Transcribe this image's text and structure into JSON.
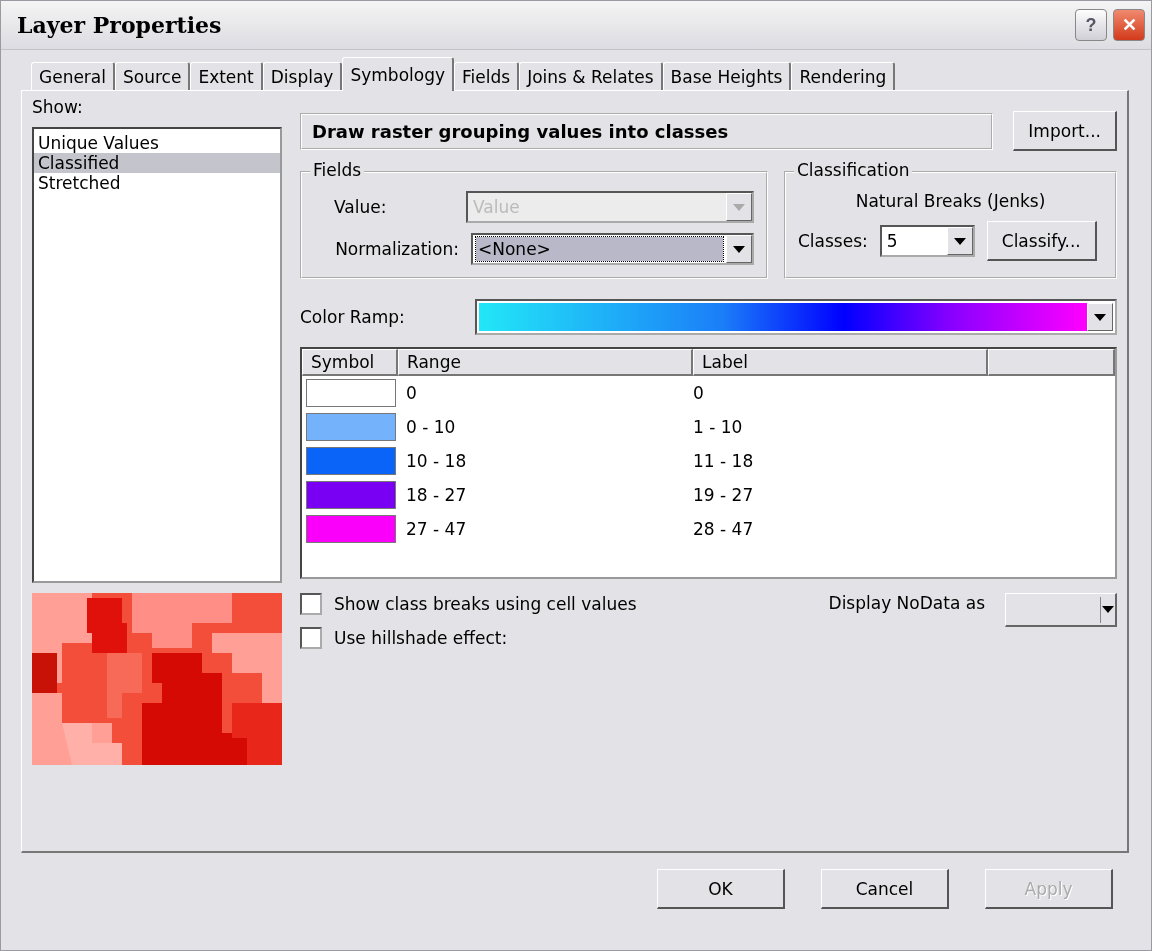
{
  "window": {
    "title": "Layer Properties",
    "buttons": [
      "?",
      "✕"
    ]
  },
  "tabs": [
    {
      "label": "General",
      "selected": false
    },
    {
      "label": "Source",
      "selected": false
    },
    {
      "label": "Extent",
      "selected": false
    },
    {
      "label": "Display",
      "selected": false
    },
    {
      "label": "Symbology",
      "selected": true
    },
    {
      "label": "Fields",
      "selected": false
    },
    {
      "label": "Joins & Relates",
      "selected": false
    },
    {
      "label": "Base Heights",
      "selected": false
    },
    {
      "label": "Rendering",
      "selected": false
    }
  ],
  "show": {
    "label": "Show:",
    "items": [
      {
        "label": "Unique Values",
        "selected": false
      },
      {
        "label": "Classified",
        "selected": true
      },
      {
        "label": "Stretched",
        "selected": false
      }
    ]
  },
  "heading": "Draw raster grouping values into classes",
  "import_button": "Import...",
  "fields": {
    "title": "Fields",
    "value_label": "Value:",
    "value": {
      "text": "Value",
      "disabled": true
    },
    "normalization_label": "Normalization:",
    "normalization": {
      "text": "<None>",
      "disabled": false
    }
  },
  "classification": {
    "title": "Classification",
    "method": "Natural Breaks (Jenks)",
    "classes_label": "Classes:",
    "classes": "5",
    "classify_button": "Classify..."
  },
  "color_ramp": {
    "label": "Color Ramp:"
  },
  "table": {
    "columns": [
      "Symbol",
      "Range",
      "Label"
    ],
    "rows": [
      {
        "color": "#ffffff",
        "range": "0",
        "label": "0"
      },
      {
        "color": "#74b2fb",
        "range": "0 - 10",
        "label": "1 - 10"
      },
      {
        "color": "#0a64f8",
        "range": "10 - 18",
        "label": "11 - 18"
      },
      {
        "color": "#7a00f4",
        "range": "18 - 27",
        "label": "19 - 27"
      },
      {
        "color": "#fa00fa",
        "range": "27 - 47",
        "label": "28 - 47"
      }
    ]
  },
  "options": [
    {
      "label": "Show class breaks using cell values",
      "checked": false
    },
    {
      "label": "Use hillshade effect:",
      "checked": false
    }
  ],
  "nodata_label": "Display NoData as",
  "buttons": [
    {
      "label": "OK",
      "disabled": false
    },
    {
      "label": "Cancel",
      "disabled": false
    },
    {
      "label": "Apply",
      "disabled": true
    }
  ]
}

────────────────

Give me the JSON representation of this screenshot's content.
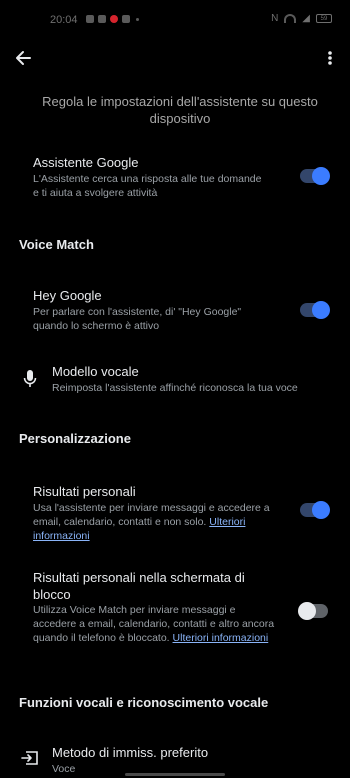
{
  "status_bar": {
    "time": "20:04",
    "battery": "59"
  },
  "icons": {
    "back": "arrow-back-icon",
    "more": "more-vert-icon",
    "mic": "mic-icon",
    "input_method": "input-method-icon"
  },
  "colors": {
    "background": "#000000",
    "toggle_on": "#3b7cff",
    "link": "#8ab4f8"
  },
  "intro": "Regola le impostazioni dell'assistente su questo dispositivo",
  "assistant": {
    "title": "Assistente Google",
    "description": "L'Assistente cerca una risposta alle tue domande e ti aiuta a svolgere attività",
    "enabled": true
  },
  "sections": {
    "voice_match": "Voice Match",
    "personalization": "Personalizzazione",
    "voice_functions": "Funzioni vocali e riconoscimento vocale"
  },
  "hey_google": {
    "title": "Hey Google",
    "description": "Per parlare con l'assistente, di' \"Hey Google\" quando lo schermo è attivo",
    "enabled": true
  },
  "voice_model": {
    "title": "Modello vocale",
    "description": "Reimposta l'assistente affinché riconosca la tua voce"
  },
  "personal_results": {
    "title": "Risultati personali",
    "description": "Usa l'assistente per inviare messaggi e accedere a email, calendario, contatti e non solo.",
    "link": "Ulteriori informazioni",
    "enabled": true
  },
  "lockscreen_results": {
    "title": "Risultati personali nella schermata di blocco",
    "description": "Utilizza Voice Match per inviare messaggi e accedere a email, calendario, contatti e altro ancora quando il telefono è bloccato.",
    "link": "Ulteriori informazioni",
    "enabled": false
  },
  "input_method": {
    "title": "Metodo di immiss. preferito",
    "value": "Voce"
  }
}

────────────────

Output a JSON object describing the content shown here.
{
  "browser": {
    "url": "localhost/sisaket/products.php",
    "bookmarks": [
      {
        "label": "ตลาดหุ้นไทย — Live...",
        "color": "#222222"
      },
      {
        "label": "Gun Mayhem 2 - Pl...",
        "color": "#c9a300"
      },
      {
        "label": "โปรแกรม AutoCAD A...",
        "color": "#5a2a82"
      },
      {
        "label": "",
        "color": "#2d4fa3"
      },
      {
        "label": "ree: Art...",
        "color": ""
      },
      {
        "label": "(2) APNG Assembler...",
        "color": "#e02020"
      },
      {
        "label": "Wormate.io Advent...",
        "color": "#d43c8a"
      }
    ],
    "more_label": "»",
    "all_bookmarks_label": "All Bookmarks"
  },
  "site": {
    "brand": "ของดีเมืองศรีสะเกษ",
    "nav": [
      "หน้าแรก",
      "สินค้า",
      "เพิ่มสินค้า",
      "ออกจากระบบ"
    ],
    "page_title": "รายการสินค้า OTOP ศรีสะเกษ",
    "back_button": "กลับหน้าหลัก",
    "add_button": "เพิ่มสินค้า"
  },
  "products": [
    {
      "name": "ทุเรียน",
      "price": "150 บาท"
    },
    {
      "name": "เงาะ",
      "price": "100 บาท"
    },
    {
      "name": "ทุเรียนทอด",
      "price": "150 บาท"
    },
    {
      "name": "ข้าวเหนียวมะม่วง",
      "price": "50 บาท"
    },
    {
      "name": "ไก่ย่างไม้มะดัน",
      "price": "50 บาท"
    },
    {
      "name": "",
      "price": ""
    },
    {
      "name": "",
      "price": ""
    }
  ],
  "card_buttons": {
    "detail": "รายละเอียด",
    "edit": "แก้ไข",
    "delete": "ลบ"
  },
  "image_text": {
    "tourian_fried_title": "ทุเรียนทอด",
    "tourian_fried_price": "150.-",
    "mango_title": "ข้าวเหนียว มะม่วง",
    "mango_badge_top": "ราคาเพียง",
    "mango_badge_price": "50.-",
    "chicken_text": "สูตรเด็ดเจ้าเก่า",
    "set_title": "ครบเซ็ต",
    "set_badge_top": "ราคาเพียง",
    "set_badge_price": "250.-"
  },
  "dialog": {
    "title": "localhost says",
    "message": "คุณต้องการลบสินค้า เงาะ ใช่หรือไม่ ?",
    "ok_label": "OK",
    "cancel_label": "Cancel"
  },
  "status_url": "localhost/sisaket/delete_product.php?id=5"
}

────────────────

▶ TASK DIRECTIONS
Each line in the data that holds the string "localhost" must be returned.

▶ SOLUTION TO THE EXERCISE
    "url": "localhost/sisaket/products.php",
    "title": "localhost says",
  "status_url": "localhost/sisaket/delete_product.php?id=5"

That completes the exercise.